They could not wait to dig into all the bulbs in this messy pile. I bet their mouths were watering seeing the smorgasbord below. This is all the lilies before splitting, and they are all mixed up with the iris. You can see lots of new plants for sharing. I do that and have friends (humans not critters) lined up for the bounty. But the tip is not on splitting. Keep reading, please.
I cleaned up the mess and potted up bulbs and iris to sell at our garden walk next year. Our block club is talking about raising money with a plant sale. So I am getting prepared.
I will store these in a greenhouse down at the farm to over-winter. I did not take the time to identify the colors. It will be a pot luck kind of sale. Normally I make plant tags with all the applicable info, but not this time.
You can see five varieties above, but I have black, yellow and orange iris as well. Two bloom earlier and one blooms with the lilies. The tip is not on potting and storing. Keep reading.
Our Block Club is decorating all the lamp standards on the block this Halloween. I got corn stalks and Indian corn down at the farm, and bundled them all up for the neighbors to tie on the lamp posts. So what’s this have to do with my tip…everything.
Here is an image of the replanted bed, below, before Gilbert and Gaylord start their digging expedition. But, I had an idea up my sleeve. Now for my tiny tip.
I stripped the yellow corn from the stalks and broke them up to toss in my garden. Now, this is not a tried and true tip yet, because, if those little devils shucked the corn and buried it, I may have a crop growing next year. But I am guessing the corn is up the trees by now, stored for the cold winter months that lay ahead here in Niagara Falls. That, or the little gluttons ate it already.
Keep reading, another tiny tip.
So for four days, I kept them busy with corn. I think they forgot about the bulbs. Digging ceased. And of course, so is the corn, gone, that is.
If they start looking for bulbs, I will just go get some more corn to keep them busy. City squirrels don’t get such fresh country fare.
I have one more tip. Notice that the bed is surrounded with boxwood. This is to keep the iris and lilies upright without staking. The iris support the lilies and the boxwood support and contain the iris. Simpatico relationship. The two baby Hydrangea are new to the bed, so we will see what kind of neighbors they make. Mom did pretty well.
Here is another visitor who was patiently awaiting the corn. Handsome Blue Jay, don’t you think? He ate so much corn, I was not sure he could fly.
I was being watched by everyone at Gilbert’s tree.
And here is Gilbert snacking on the corn. He did not care that I was standing only five feet away. Cute little devil with his big fuzzy tail. Gilbert opened a restaurant here at 664. Look at the promo below. Crafty and opportunistic I think, so keep reading.
Stop in At Casa de Squirrel Restaurant and Grille
Casa de Squirrel has been garnering a crowd of devoted followers with its simple, stunning presentation of high quality bulbs and corms.
A seven course meal, al fresco, an unpretentious favorite of locals and celebrity squirrels alike.
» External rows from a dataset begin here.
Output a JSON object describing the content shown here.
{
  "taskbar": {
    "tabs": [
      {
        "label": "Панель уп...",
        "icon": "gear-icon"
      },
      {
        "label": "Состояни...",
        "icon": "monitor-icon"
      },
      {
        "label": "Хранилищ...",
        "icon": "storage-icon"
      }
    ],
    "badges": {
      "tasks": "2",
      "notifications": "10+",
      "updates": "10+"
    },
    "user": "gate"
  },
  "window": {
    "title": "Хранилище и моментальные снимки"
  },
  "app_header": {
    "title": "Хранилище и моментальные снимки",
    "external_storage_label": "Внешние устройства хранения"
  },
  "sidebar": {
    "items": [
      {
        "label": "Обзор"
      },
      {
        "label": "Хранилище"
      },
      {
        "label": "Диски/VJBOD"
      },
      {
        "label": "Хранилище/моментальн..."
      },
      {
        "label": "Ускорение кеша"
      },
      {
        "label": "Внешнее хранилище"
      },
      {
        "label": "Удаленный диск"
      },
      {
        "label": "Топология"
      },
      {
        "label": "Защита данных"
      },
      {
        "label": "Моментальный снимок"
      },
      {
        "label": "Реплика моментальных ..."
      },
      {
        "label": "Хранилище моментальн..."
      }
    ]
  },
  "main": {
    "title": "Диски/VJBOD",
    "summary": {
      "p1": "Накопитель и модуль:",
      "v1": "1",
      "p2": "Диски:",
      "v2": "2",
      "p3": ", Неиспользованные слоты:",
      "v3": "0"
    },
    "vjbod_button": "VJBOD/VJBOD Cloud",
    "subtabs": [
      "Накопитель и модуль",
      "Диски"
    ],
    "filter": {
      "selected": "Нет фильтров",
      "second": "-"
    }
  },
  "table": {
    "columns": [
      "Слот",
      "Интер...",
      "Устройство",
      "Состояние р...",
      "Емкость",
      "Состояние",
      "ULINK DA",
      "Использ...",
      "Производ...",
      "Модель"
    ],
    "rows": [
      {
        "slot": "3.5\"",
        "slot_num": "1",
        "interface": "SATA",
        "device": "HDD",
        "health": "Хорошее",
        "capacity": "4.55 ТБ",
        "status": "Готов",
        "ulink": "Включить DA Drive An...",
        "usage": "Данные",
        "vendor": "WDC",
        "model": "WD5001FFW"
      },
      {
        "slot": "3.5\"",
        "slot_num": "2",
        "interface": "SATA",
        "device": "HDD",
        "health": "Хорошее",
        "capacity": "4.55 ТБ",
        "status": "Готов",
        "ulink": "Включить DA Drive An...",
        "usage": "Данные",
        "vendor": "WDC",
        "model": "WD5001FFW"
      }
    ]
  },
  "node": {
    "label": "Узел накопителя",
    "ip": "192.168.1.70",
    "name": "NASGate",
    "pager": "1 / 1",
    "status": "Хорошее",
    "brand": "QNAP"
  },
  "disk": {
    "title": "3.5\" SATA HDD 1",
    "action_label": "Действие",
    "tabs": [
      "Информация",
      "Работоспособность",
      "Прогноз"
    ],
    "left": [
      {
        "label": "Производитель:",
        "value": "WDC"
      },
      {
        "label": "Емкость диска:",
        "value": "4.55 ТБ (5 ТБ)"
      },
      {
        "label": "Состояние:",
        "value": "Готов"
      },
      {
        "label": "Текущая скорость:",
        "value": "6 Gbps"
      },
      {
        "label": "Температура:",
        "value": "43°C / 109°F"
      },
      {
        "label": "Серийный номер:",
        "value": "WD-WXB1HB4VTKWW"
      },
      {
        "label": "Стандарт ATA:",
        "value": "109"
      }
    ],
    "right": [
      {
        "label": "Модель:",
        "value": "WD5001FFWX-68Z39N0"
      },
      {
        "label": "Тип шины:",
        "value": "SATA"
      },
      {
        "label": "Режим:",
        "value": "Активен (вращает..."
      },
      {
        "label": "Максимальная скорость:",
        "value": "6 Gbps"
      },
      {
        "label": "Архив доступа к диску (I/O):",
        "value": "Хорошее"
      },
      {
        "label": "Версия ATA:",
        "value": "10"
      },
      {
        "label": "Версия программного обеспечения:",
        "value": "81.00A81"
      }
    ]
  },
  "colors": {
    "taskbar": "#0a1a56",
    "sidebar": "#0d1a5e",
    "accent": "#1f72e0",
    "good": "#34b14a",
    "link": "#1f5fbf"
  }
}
Five Star dining in the comfort of a tree-lined street and most convenient to nests. Enjoy the stunning vista atop the tall Norway Maple for a most romantic evening. Fresh, field corn is the tasty appetizer to start off your fine dining experience. Call ahead for reservations. Gaylord, your maitre d’ will be happy to find you a great foraging spot. Families with kits welcome.
- Allium Aflatunense
- Hyacinth Delft Blue
- Tulip White Emperor
- Tulip White Marvel
- Lily White Heaven
- Lily Elodie
- Lily White Pixels